Even when I am re-entering Australia from an overseas trip, I make sure that there is nothing sensitive on my SSD-equipped notebook computer or iPhone. If I am pulled aside by Customs for an inspection, I immediately state that there is absolutely nothing of any interest or anything remotely illegal on my devices. I state that I have deleted everything except essential software and innocent files and have flushed and overwritten the contents of the Recycle Bin, so that nothing that was deleted can be recovered. Therefore Customs can look all they like and they will find nothing incriminating. But I can reload all those missing files from my backup as soon as I am back home or anywhere else in transit from a Cloud-type account or my NAS via the Internet. It's always better to be safe than sorry.


It is amazing how so many people entering Australia answer literally every question that Customs and Immigration officers put to them. Apart from submitting the Inbound Declaration Form and stating whether you are carrying any items that need inspection, you are not required to answer any questions that are not relevant to your situation and you should not do so. Always remember that it is an offence to lie to a Customs and Immigration officer, so obviously if you don't say anything, they cannot accuse you of lying. And it is amazing how easy it is to blurt out something damaging in the stress of the moment.

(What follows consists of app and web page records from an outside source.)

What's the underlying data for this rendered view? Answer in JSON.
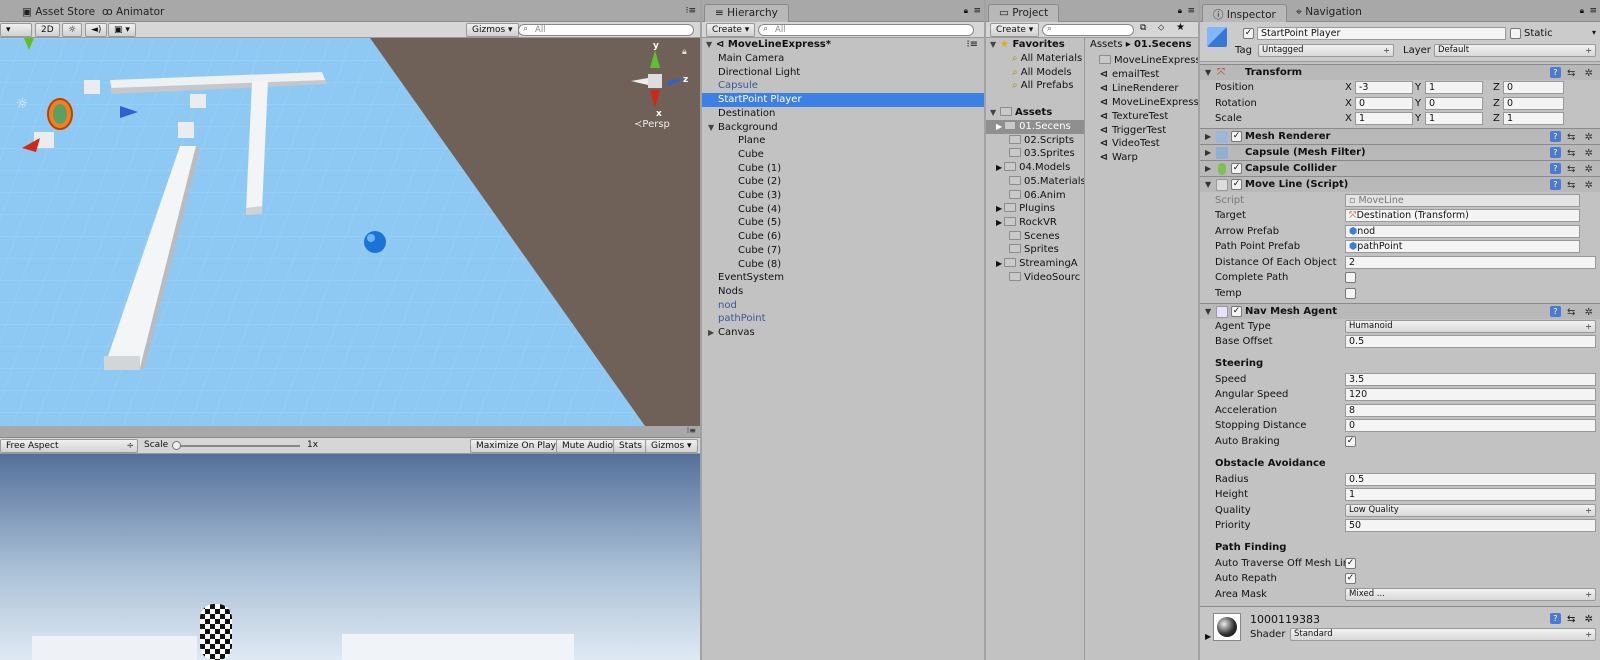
{
  "scene_panel": {
    "tabs": [
      "Asset Store",
      "Animator"
    ],
    "toolbar": {
      "mode": "2D",
      "gizmos": "Gizmos",
      "search_placeholder": "All"
    },
    "persp_label": "Persp",
    "axis_labels": {
      "x": "x",
      "y": "y",
      "z": "z"
    }
  },
  "game_panel": {
    "aspect": "Free Aspect",
    "scale_label": "Scale",
    "scale_value": "1x",
    "buttons": [
      "Maximize On Play",
      "Mute Audio",
      "Stats",
      "Gizmos"
    ]
  },
  "hierarchy": {
    "tab": "Hierarchy",
    "create": "Create",
    "search_placeholder": "All",
    "scene_name": "MoveLineExpress*",
    "items": [
      {
        "label": "Main Camera",
        "indent": 1
      },
      {
        "label": "Directional Light",
        "indent": 1
      },
      {
        "label": "Capsule",
        "indent": 1,
        "prefab": true
      },
      {
        "label": "StartPoint Player",
        "indent": 1,
        "selected": true
      },
      {
        "label": "Destination",
        "indent": 1
      },
      {
        "label": "Background",
        "indent": 1,
        "expanded": true
      },
      {
        "label": "Plane",
        "indent": 2
      },
      {
        "label": "Cube",
        "indent": 2
      },
      {
        "label": "Cube (1)",
        "indent": 2
      },
      {
        "label": "Cube (2)",
        "indent": 2
      },
      {
        "label": "Cube (3)",
        "indent": 2
      },
      {
        "label": "Cube (4)",
        "indent": 2
      },
      {
        "label": "Cube (5)",
        "indent": 2
      },
      {
        "label": "Cube (6)",
        "indent": 2
      },
      {
        "label": "Cube (7)",
        "indent": 2
      },
      {
        "label": "Cube (8)",
        "indent": 2
      },
      {
        "label": "EventSystem",
        "indent": 1
      },
      {
        "label": "Nods",
        "indent": 1
      },
      {
        "label": "nod",
        "indent": 1,
        "prefab": true
      },
      {
        "label": "pathPoint",
        "indent": 1,
        "prefab": true
      },
      {
        "label": "Canvas",
        "indent": 1,
        "collapsed": true
      }
    ]
  },
  "project": {
    "tab": "Project",
    "create": "Create",
    "favorites_label": "Favorites",
    "favorites": [
      "All Materials",
      "All Models",
      "All Prefabs"
    ],
    "assets_label": "Assets",
    "folders": [
      {
        "label": "01.Secens",
        "selected": true,
        "arrow": true
      },
      {
        "label": "02.Scripts"
      },
      {
        "label": "03.Sprites"
      },
      {
        "label": "04.Models",
        "arrow": true
      },
      {
        "label": "05.Materials"
      },
      {
        "label": "06.Anim"
      },
      {
        "label": "Plugins",
        "arrow": true
      },
      {
        "label": "RockVR",
        "arrow": true
      },
      {
        "label": "Scenes"
      },
      {
        "label": "Sprites"
      },
      {
        "label": "StreamingA",
        "arrow": true
      },
      {
        "label": "VideoSourc"
      }
    ],
    "breadcrumb_root": "Assets",
    "breadcrumb_sep": "▸",
    "breadcrumb_current": "01.Secens",
    "files": [
      {
        "label": "MoveLineExpress",
        "icon": "folder"
      },
      {
        "label": "emailTest",
        "icon": "scene"
      },
      {
        "label": "LineRenderer",
        "icon": "scene"
      },
      {
        "label": "MoveLineExpress",
        "icon": "scene"
      },
      {
        "label": "TextureTest",
        "icon": "scene"
      },
      {
        "label": "TriggerTest",
        "icon": "scene"
      },
      {
        "label": "VideoTest",
        "icon": "scene"
      },
      {
        "label": "Warp",
        "icon": "scene"
      }
    ]
  },
  "inspector": {
    "tabs": [
      "Inspector",
      "Navigation"
    ],
    "object_name": "StartPoint Player",
    "static_label": "Static",
    "tag_label": "Tag",
    "tag_value": "Untagged",
    "layer_label": "Layer",
    "layer_value": "Default",
    "transform": {
      "title": "Transform",
      "position": {
        "label": "Position",
        "x": "-3",
        "y": "1",
        "z": "0"
      },
      "rotation": {
        "label": "Rotation",
        "x": "0",
        "y": "0",
        "z": "0"
      },
      "scale": {
        "label": "Scale",
        "x": "1",
        "y": "1",
        "z": "1"
      }
    },
    "mesh_renderer": "Mesh Renderer",
    "mesh_filter": "Capsule (Mesh Filter)",
    "capsule_collider": "Capsule Collider",
    "move_line": {
      "title": "Move Line (Script)",
      "script_label": "Script",
      "script_value": "MoveLine",
      "target_label": "Target",
      "target_value": "Destination (Transform)",
      "arrow_label": "Arrow Prefab",
      "arrow_value": "nod",
      "path_label": "Path Point Prefab",
      "path_value": "pathPoint",
      "distance_label": "Distance Of Each Object",
      "distance_value": "2",
      "complete_label": "Complete Path",
      "temp_label": "Temp"
    },
    "nav_mesh_agent": {
      "title": "Nav Mesh Agent",
      "agent_type_label": "Agent Type",
      "agent_type_value": "Humanoid",
      "base_offset_label": "Base Offset",
      "base_offset_value": "0.5",
      "steering_header": "Steering",
      "speed_label": "Speed",
      "speed_value": "3.5",
      "angular_label": "Angular Speed",
      "angular_value": "120",
      "accel_label": "Acceleration",
      "accel_value": "8",
      "stopping_label": "Stopping Distance",
      "stopping_value": "0",
      "braking_label": "Auto Braking",
      "obstacle_header": "Obstacle Avoidance",
      "radius_label": "Radius",
      "radius_value": "0.5",
      "height_label": "Height",
      "height_value": "1",
      "quality_label": "Quality",
      "quality_value": "Low Quality",
      "priority_label": "Priority",
      "priority_value": "50",
      "pathfinding_header": "Path Finding",
      "traverse_label": "Auto Traverse Off Mesh Lin",
      "repath_label": "Auto Repath",
      "area_label": "Area Mask",
      "area_value": "Mixed ..."
    },
    "material": {
      "name": "1000119383",
      "shader_label": "Shader",
      "shader_value": "Standard"
    }
  },
  "colors": {
    "selection": "#3d80e4",
    "sky_grid": "#8ec9f3",
    "void": "#6f6158"
  }
}
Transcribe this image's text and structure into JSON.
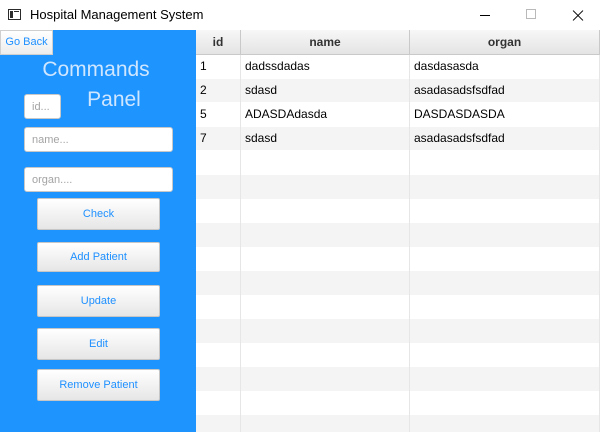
{
  "window": {
    "title": "Hospital Management System",
    "icon": "app-window-icon"
  },
  "panel": {
    "go_back": "Go Back",
    "title_line1": "Commands",
    "title_line2": "Panel",
    "id_placeholder": "id...",
    "name_placeholder": "name...",
    "organ_placeholder": "organ....",
    "buttons": {
      "check": "Check",
      "add": "Add Patient",
      "update": "Update",
      "edit": "Edit",
      "remove": "Remove Patient"
    },
    "background_color": "#1e94ff",
    "button_text_color": "#1e90ff"
  },
  "table": {
    "columns": [
      "id",
      "name",
      "organ"
    ],
    "rows": [
      {
        "id": "1",
        "name": "dadssdadas",
        "organ": "dasdasasda"
      },
      {
        "id": "2",
        "name": "sdasd",
        "organ": "asadasadsfsdfad"
      },
      {
        "id": "5",
        "name": "ADASDAdasda",
        "organ": "DASDASDASDA"
      },
      {
        "id": "7",
        "name": "sdasd",
        "organ": "asadasadsfsdfad"
      }
    ]
  }
}
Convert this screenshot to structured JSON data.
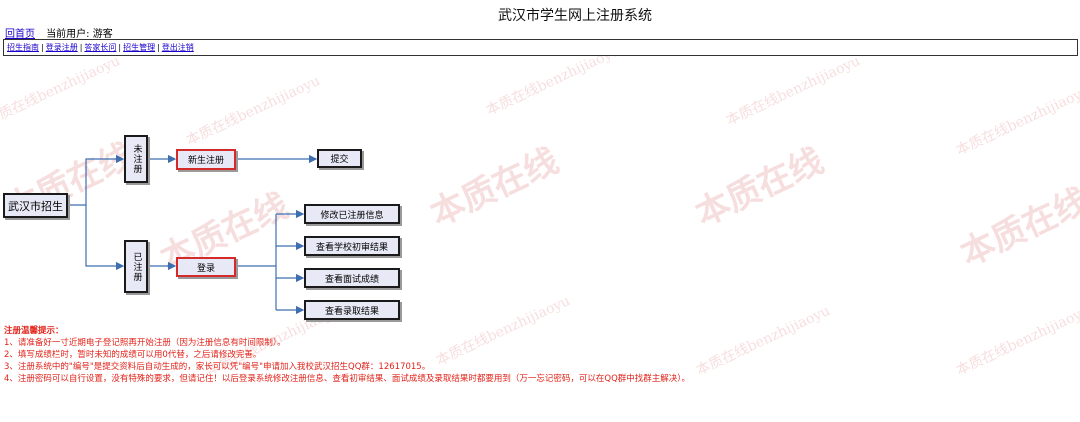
{
  "header": {
    "title": "武汉市学生网上注册系统"
  },
  "topbar": {
    "home_link": "回首页",
    "current_user": "当前用户: 游客"
  },
  "nav": {
    "items": [
      {
        "label": "招生指南"
      },
      {
        "label": "登录注册"
      },
      {
        "label": "答家长问"
      },
      {
        "label": "招生管理"
      },
      {
        "label": "登出注销"
      }
    ]
  },
  "flowchart": {
    "root": "武汉市招生",
    "not_registered": "未注册",
    "registered": "已注册",
    "new_registration": "新生注册",
    "submit": "提交",
    "login": "登录",
    "actions": [
      "修改已注册信息",
      "查看学校初审结果",
      "查看面试成绩",
      "查看录取结果"
    ]
  },
  "notes": {
    "heading": "注册温馨提示：",
    "lines": [
      "1、请准备好一寸近期电子登记照再开始注册（因为注册信息有时间限制）。",
      "2、填写成绩栏时，暂时未知的成绩可以用0代替，之后请修改完善。",
      "3、注册系统中的\"编号\"是提交资料后自动生成的，家长可以凭\"编号\"申请加入我校武汉招生QQ群：12617015。",
      "4、注册密码可以自行设置，没有特殊的要求，但请记住！以后登录系统修改注册信息、查看初审结果、面试成绩及录取结果时都要用到（万一忘记密码，可以在QQ群中找群主解决）。"
    ]
  },
  "watermark": {
    "big": "本质在线",
    "small": "本质在线benzhijiaoyu"
  },
  "colors": {
    "link": "#1a00cc",
    "notes": "#e2231a",
    "box_fill": "#e7e9f6",
    "line": "#3d6fb0",
    "highlight_border": "#d42a2a"
  }
}
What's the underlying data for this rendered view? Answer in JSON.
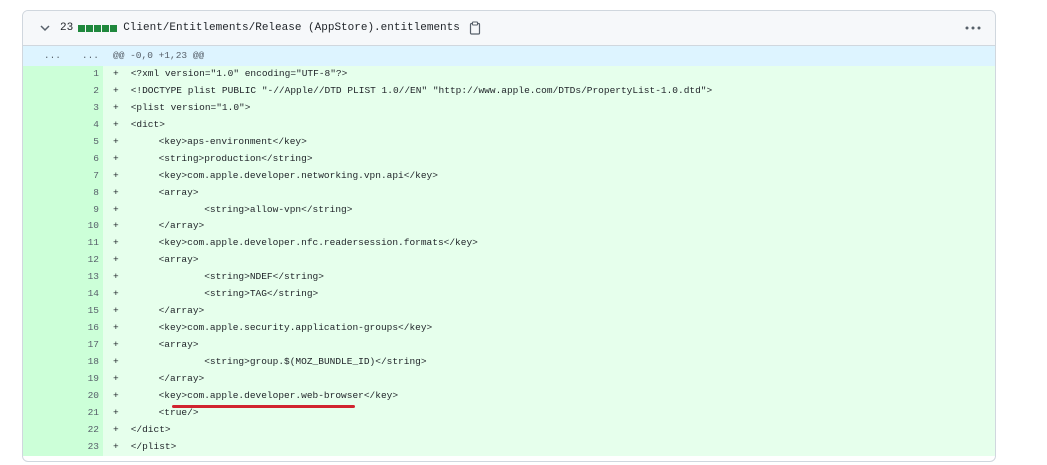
{
  "file": {
    "changes": "23",
    "name": "Client/Entitlements/Release (AppStore).entitlements"
  },
  "hunk": {
    "old_dots": "...",
    "new_dots": "...",
    "header": "@@ -0,0 +1,23 @@"
  },
  "lines": [
    {
      "n": "1",
      "text": "<?xml version=\"1.0\" encoding=\"UTF-8\"?>"
    },
    {
      "n": "2",
      "text": "<!DOCTYPE plist PUBLIC \"-//Apple//DTD PLIST 1.0//EN\" \"http://www.apple.com/DTDs/PropertyList-1.0.dtd\">"
    },
    {
      "n": "3",
      "text": "<plist version=\"1.0\">"
    },
    {
      "n": "4",
      "text": "<dict>"
    },
    {
      "n": "5",
      "text": "\t<key>aps-environment</key>"
    },
    {
      "n": "6",
      "text": "\t<string>production</string>"
    },
    {
      "n": "7",
      "text": "\t<key>com.apple.developer.networking.vpn.api</key>"
    },
    {
      "n": "8",
      "text": "\t<array>"
    },
    {
      "n": "9",
      "text": "\t\t<string>allow-vpn</string>"
    },
    {
      "n": "10",
      "text": "\t</array>"
    },
    {
      "n": "11",
      "text": "\t<key>com.apple.developer.nfc.readersession.formats</key>"
    },
    {
      "n": "12",
      "text": "\t<array>"
    },
    {
      "n": "13",
      "text": "\t\t<string>NDEF</string>"
    },
    {
      "n": "14",
      "text": "\t\t<string>TAG</string>"
    },
    {
      "n": "15",
      "text": "\t</array>"
    },
    {
      "n": "16",
      "text": "\t<key>com.apple.security.application-groups</key>"
    },
    {
      "n": "17",
      "text": "\t<array>"
    },
    {
      "n": "18",
      "text": "\t\t<string>group.$(MOZ_BUNDLE_ID)</string>"
    },
    {
      "n": "19",
      "text": "\t</array>"
    },
    {
      "n": "20",
      "text": "\t<key>com.apple.developer.web-browser</key>"
    },
    {
      "n": "21",
      "text": "\t<true/>"
    },
    {
      "n": "22",
      "text": "</dict>"
    },
    {
      "n": "23",
      "text": "</plist>"
    }
  ],
  "colors": {
    "added_bg": "#e6ffec",
    "added_num_bg": "#ccffd8",
    "hunk_bg": "#ddf4ff",
    "diffstat": "#1f883d",
    "annotation_underline": "#d1242f"
  }
}
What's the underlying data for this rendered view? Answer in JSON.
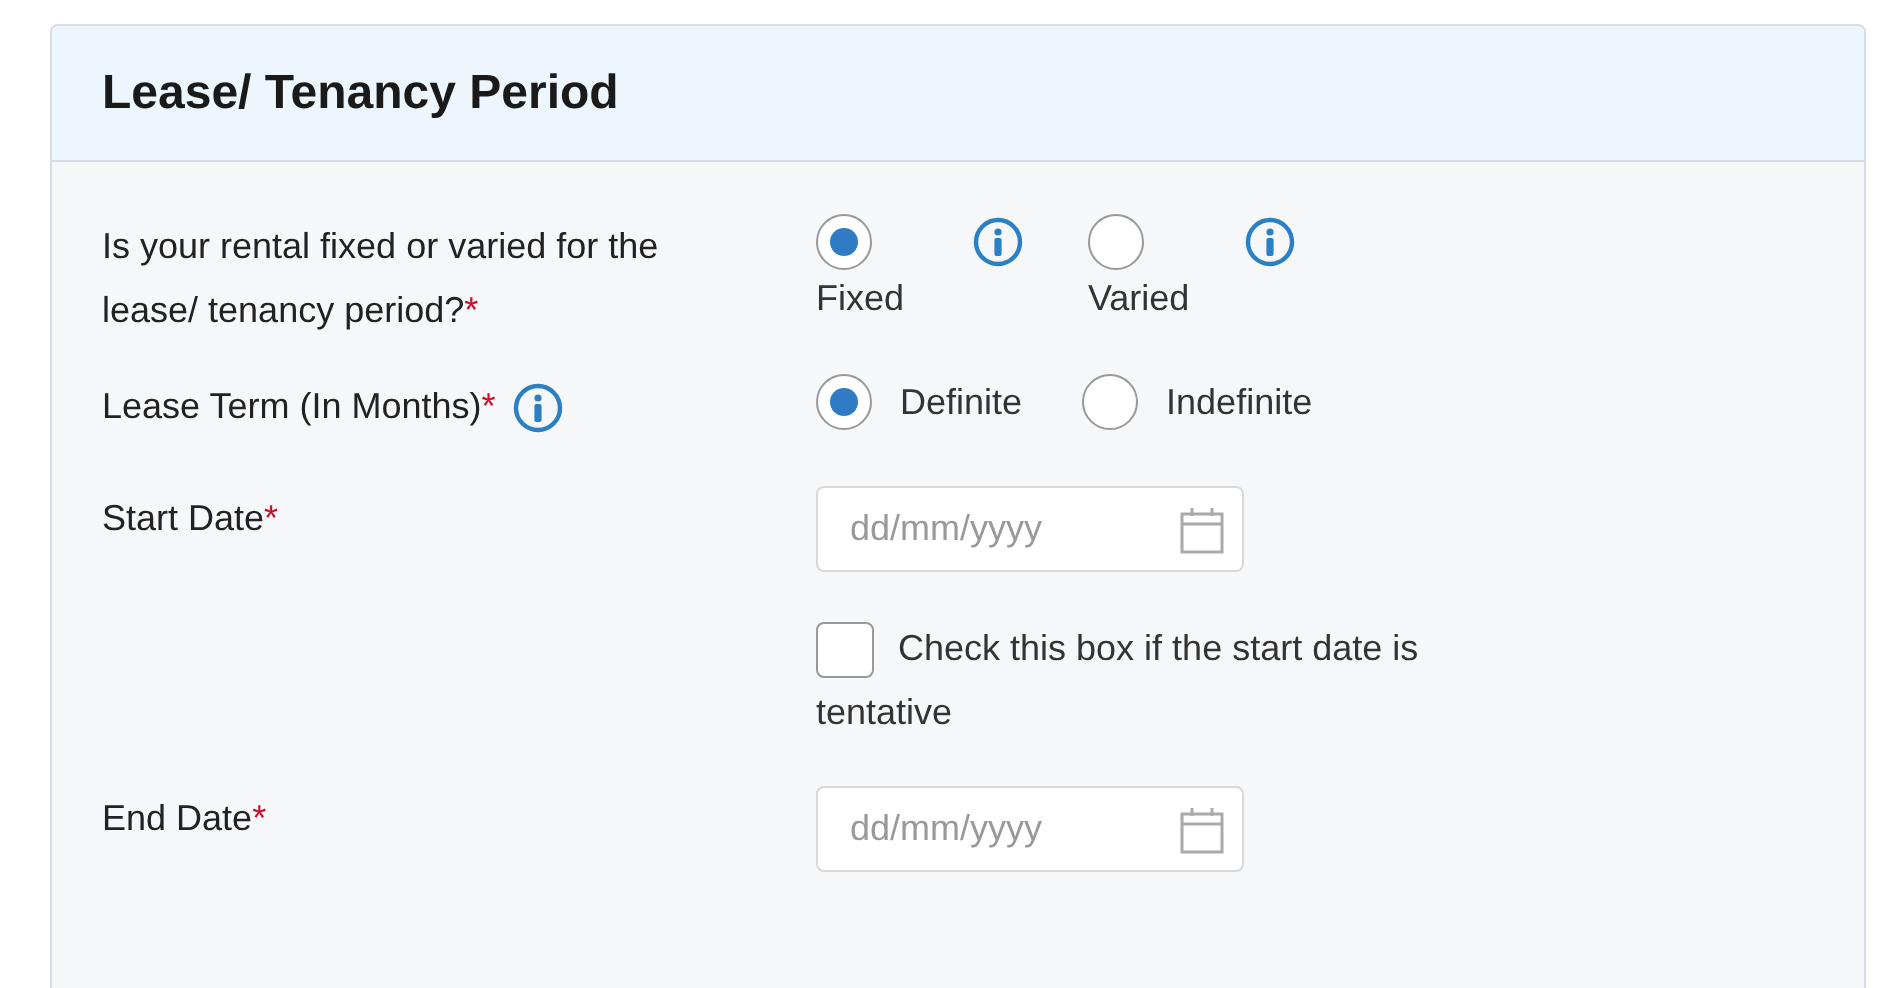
{
  "card": {
    "title": "Lease/ Tenancy Period"
  },
  "rows": [
    {
      "kind": "radio-stacked",
      "label": "Is your rental fixed or varied for the lease/ tenancy period?",
      "mark": "*",
      "options": [
        {
          "label": "Fixed",
          "selected": true,
          "info": true
        },
        {
          "label": "Varied",
          "selected": false,
          "info": true
        }
      ]
    },
    {
      "kind": "radio-inline",
      "label": "Lease Term (In Months)",
      "mark": "*",
      "info": true,
      "options": [
        {
          "label": "Definite",
          "selected": true
        },
        {
          "label": "Indefinite",
          "selected": false
        }
      ]
    },
    {
      "kind": "date",
      "label": "Start Date",
      "mark": "*",
      "placeholder": "dd/mm/yyyy",
      "checkbox": {
        "label": "Check this box if the start date is tentative",
        "checked": false
      }
    },
    {
      "kind": "date",
      "label": "End Date",
      "mark": "*",
      "placeholder": "dd/mm/yyyy"
    }
  ]
}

For instance, I am gobsmacked to see so many people present themselves to Australian Customs and are asked, "Sir, have you used drugs such as cocaine or heroin?" and those idiots admit to doing so. Or they try and make themselves look more innocent by admitting to using lesser drugs such as marijuana. All this does is tell Customs officers that these passengers are indeed drug users and they will be given a thorough going over, usually including a body search and even an x-ray to see if they are concealing something internally.

You should always keep in mind that anything you say can be used against you, so the best thing is - shut the hell up and just refuse to answer any questions that are not directly pertinent to the information on that Inbound Declaration card. If you are asked what you were doing overseas, don't say anything - it is none of their business to know this. The same goes if they ask whether you are travelling with anybody else. You don't have to tell them anything of the sort.

They can ask if you have been on a farm, obviously for quarantine purposes and that is a question on the Inbound Passenger Declaration, but if they ask you if you are carrying narcotics, refer them to your Inbound Passenger Declaration that states that you are not doing so, but don't verbally answer the question. If they ask if you use or used narcotics, refuse to answer. You are not required to do so and the safest method is to never give them any ammunition by making any admissions whatsoever.


Finally, the other main thing you should do before going into a situation where Customs, police or other authorities might try and access your phone is to make sure that your device is charged up and has lots of available storage. Almost every phone nowadays has a way to access its camera without fully unlocking the phone, so you can capture photos or videos more securely. Furthermore, the built-in voice recorders on most phones will continue to record audio even when locked, so if anything goes down, you'll want to make sure you have room to record everything you can. Nothing beats hard indisputable evidence in court.

It is important for anyone who values their security and privacy to do everything they can to protect themselves and their devices and data. Passcodes and encryption will keep snoops at bay, but only if you employ these measures and never ever divulge those passcodes or decryption keys to anybody. And the most important thing is to never make any admissions. Just shut up and don't be tempted to answer questions that you are not required to answer.